(Beginning of INPUT DATA)

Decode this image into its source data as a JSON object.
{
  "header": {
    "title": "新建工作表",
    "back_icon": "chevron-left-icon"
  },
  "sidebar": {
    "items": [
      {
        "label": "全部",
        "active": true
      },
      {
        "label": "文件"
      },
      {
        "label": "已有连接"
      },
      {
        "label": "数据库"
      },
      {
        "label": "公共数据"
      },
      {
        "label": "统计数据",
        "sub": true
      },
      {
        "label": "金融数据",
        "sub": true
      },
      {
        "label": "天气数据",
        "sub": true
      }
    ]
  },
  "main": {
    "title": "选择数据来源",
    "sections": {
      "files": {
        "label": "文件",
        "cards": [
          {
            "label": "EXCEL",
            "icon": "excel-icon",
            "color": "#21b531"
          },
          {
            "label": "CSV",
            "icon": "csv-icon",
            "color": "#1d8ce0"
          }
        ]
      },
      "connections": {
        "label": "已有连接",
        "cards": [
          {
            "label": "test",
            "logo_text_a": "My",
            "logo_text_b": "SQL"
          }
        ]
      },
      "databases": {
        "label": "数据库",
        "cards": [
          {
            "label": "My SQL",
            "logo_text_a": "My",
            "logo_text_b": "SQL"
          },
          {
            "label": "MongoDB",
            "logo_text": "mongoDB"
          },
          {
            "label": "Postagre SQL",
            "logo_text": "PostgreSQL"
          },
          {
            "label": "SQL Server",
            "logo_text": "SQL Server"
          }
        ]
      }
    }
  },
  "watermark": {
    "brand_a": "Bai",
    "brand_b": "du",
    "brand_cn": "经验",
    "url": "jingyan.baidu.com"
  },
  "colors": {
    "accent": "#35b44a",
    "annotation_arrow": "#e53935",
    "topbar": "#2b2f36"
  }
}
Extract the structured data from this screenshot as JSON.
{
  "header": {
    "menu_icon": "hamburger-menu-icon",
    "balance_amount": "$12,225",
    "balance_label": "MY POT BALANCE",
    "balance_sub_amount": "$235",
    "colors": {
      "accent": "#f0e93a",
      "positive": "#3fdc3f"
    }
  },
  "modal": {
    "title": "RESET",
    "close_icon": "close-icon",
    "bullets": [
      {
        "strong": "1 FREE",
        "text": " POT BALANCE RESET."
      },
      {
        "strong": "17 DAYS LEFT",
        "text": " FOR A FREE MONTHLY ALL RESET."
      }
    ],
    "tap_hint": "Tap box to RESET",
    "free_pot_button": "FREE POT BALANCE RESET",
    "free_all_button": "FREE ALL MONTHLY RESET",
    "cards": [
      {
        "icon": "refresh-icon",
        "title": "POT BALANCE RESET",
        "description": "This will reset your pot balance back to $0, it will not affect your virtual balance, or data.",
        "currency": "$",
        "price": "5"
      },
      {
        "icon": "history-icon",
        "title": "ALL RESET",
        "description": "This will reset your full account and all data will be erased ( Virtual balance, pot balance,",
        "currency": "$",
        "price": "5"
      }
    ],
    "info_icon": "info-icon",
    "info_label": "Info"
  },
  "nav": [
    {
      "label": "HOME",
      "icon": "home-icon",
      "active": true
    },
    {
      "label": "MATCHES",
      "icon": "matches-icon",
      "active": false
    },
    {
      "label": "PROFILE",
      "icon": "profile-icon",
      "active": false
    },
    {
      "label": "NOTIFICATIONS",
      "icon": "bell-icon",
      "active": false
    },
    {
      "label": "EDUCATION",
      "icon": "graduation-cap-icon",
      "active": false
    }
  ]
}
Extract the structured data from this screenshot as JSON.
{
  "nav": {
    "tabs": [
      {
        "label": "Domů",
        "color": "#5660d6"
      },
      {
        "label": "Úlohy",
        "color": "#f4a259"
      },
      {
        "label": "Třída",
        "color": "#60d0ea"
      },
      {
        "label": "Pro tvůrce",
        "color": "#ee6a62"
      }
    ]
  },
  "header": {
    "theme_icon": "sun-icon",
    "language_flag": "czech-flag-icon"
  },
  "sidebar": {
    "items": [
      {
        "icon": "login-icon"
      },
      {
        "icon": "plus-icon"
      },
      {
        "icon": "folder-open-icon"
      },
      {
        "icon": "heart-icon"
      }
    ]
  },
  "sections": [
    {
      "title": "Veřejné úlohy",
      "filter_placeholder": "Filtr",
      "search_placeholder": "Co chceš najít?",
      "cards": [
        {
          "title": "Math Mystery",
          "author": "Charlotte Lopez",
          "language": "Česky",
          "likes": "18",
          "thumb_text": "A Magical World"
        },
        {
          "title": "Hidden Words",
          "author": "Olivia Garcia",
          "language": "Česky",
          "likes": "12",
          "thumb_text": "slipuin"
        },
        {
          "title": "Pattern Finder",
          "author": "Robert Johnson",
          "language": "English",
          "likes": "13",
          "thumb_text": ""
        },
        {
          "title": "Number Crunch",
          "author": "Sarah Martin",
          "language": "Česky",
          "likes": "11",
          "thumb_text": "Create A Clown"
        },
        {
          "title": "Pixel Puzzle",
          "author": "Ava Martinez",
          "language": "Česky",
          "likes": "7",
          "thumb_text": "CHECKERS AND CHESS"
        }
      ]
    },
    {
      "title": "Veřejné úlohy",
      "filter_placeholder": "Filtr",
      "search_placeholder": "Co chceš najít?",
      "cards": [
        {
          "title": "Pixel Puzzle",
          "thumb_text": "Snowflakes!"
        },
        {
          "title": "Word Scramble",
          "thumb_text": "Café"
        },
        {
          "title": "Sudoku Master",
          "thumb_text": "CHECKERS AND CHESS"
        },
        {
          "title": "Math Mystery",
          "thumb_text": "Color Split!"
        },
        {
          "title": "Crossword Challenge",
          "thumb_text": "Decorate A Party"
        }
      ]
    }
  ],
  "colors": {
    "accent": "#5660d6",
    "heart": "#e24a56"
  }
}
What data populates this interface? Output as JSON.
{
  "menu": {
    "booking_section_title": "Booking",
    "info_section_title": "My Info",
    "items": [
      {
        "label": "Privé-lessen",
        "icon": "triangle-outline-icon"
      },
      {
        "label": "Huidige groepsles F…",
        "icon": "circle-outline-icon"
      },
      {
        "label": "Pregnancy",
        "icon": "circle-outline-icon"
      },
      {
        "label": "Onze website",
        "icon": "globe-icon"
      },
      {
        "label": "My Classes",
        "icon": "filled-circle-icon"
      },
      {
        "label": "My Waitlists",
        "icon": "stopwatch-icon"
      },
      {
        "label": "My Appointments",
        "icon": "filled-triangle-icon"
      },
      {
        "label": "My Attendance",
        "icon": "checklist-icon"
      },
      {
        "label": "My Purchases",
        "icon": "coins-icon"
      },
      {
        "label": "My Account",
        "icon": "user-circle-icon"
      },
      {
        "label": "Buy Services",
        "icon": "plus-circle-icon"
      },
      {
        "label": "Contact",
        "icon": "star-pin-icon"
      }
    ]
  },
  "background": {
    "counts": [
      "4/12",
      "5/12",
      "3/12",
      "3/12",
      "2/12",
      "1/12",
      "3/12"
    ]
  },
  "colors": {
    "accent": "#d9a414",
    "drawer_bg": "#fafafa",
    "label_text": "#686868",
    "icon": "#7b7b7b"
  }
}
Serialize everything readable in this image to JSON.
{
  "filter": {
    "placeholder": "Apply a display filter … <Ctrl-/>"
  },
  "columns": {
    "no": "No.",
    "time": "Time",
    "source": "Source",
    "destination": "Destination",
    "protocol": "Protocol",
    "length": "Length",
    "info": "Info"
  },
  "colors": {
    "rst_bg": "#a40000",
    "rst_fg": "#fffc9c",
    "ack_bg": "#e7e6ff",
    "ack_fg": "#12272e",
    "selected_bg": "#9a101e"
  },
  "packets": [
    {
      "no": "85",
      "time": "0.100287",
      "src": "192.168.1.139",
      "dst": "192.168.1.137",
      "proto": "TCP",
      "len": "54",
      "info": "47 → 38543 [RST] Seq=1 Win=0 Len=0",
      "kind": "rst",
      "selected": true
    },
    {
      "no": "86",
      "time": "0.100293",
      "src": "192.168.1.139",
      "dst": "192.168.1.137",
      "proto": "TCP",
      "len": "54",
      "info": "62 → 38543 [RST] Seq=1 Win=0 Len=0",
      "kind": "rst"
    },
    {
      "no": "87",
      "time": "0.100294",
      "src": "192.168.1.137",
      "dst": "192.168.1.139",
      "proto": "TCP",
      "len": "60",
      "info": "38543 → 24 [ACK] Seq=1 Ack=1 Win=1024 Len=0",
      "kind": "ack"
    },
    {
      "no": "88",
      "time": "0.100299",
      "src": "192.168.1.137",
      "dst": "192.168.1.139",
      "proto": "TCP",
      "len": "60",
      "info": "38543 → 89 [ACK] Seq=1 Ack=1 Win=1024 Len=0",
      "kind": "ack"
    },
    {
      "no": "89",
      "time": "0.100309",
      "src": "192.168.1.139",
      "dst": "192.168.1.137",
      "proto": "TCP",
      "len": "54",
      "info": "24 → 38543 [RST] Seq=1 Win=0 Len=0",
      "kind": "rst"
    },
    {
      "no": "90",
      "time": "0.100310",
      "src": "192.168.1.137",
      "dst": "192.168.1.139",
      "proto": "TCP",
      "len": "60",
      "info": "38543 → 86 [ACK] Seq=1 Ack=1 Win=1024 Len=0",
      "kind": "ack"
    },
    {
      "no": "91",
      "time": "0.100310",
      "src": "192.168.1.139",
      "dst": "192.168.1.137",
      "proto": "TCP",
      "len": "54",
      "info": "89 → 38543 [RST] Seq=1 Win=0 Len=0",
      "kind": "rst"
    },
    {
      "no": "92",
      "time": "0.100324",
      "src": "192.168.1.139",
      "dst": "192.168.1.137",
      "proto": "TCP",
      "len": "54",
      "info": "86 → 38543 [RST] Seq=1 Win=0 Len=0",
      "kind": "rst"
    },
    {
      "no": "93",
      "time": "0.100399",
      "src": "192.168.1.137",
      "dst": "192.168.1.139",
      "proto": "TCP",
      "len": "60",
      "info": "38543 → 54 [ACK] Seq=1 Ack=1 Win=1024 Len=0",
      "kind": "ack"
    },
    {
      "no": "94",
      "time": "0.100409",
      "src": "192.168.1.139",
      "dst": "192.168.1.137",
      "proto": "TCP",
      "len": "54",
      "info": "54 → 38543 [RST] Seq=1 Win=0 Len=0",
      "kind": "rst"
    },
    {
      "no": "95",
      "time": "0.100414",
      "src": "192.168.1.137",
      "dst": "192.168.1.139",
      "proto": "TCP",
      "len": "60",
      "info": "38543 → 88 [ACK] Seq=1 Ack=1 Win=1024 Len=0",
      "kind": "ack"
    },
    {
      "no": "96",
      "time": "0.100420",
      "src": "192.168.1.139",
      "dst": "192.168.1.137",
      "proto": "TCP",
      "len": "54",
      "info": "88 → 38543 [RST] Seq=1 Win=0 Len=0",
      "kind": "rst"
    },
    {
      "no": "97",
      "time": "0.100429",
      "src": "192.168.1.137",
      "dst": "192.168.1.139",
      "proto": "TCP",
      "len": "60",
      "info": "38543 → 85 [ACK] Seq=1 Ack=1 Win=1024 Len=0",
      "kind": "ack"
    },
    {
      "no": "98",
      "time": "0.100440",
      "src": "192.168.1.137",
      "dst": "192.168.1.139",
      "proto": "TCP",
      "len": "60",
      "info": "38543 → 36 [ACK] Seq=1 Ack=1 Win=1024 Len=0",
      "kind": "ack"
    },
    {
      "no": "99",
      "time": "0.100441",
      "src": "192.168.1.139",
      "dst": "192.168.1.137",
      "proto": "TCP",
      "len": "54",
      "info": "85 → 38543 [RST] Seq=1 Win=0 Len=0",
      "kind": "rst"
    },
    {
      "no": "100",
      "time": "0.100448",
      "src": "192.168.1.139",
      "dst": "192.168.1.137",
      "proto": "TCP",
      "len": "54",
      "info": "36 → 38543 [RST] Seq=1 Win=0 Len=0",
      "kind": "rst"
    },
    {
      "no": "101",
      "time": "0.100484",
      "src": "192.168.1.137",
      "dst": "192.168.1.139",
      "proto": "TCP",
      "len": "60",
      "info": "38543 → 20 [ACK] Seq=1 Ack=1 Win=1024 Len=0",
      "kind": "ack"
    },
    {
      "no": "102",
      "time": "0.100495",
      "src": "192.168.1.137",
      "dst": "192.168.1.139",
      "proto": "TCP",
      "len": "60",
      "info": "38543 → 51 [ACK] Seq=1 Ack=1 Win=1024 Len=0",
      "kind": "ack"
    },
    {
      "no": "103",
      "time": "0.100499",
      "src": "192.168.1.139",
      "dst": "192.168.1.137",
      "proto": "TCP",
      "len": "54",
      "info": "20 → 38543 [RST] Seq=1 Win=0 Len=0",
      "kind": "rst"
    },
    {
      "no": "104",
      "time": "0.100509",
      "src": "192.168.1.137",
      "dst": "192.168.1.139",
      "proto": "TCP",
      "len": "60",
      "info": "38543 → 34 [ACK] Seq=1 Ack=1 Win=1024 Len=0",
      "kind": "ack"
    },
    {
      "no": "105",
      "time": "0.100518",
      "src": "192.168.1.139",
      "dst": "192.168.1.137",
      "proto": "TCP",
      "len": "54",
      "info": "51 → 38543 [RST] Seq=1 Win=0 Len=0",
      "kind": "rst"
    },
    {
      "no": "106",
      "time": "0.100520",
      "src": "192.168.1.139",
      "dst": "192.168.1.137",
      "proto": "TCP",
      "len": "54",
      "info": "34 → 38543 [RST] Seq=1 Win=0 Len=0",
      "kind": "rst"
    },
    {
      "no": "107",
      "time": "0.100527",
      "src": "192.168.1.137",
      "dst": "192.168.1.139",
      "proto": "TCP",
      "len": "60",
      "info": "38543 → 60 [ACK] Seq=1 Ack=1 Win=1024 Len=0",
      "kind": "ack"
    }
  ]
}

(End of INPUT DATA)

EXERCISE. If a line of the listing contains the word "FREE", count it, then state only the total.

ANSWER TO THIS TASK. 4